[Interface dataset entries]

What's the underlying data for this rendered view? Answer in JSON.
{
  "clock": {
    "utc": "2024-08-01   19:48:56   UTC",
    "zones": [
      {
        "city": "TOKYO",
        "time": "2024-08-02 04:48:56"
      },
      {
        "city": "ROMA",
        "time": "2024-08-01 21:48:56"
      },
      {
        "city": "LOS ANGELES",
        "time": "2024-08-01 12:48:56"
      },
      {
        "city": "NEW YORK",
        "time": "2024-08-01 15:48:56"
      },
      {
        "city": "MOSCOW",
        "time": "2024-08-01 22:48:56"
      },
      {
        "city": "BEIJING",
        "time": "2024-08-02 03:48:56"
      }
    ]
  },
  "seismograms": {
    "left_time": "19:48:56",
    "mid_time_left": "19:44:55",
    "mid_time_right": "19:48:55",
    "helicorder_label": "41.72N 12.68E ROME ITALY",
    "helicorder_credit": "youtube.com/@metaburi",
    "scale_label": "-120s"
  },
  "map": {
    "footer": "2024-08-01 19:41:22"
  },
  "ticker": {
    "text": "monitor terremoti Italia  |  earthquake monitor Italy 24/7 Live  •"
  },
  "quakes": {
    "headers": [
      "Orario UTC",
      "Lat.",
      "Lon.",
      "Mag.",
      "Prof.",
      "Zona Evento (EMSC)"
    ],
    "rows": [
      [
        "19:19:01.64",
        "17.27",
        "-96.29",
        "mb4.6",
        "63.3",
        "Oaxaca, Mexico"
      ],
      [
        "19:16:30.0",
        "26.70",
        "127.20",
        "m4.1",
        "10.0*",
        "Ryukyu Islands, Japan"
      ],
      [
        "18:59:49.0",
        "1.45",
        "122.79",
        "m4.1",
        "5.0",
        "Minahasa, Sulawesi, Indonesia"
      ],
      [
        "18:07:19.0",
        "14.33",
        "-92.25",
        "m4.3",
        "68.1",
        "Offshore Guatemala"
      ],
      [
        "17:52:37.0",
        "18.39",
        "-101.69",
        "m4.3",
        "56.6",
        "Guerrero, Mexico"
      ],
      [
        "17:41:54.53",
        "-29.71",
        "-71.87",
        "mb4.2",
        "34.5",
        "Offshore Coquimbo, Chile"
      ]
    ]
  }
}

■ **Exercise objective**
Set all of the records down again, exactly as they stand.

■ **Answer for the task**
What's the underlying data for this rendered view? Answer in JSON.
{
  "clock": {
    "utc": "2024-08-01   19:48:56   UTC",
    "zones": [
      {
        "city": "TOKYO",
        "time": "2024-08-02 04:48:56"
      },
      {
        "city": "ROMA",
        "time": "2024-08-01 21:48:56"
      },
      {
        "city": "LOS ANGELES",
        "time": "2024-08-01 12:48:56"
      },
      {
        "city": "NEW YORK",
        "time": "2024-08-01 15:48:56"
      },
      {
        "city": "MOSCOW",
        "time": "2024-08-01 22:48:56"
      },
      {
        "city": "BEIJING",
        "time": "2024-08-02 03:48:56"
      }
    ]
  },
  "seismograms": {
    "left_time": "19:48:56",
    "mid_time_left": "19:44:55",
    "mid_time_right": "19:48:55",
    "helicorder_label": "41.72N 12.68E ROME ITALY",
    "helicorder_credit": "youtube.com/@metaburi",
    "scale_label": "-120s"
  },
  "map": {
    "footer": "2024-08-01 19:41:22"
  },
  "ticker": {
    "text": "monitor terremoti Italia  |  earthquake monitor Italy 24/7 Live  •"
  },
  "quakes": {
    "headers": [
      "Orario UTC",
      "Lat.",
      "Lon.",
      "Mag.",
      "Prof.",
      "Zona Evento (EMSC)"
    ],
    "rows": [
      [
        "19:19:01.64",
        "17.27",
        "-96.29",
        "mb4.6",
        "63.3",
        "Oaxaca, Mexico"
      ],
      [
        "19:16:30.0",
        "26.70",
        "127.20",
        "m4.1",
        "10.0*",
        "Ryukyu Islands, Japan"
      ],
      [
        "18:59:49.0",
        "1.45",
        "122.79",
        "m4.1",
        "5.0",
        "Minahasa, Sulawesi, Indonesia"
      ],
      [
        "18:07:19.0",
        "14.33",
        "-92.25",
        "m4.3",
        "68.1",
        "Offshore Guatemala"
      ],
      [
        "17:52:37.0",
        "18.39",
        "-101.69",
        "m4.3",
        "56.6",
        "Guerrero, Mexico"
      ],
      [
        "17:41:54.53",
        "-29.71",
        "-71.87",
        "mb4.2",
        "34.5",
        "Offshore Coquimbo, Chile"
      ]
    ]
  }
}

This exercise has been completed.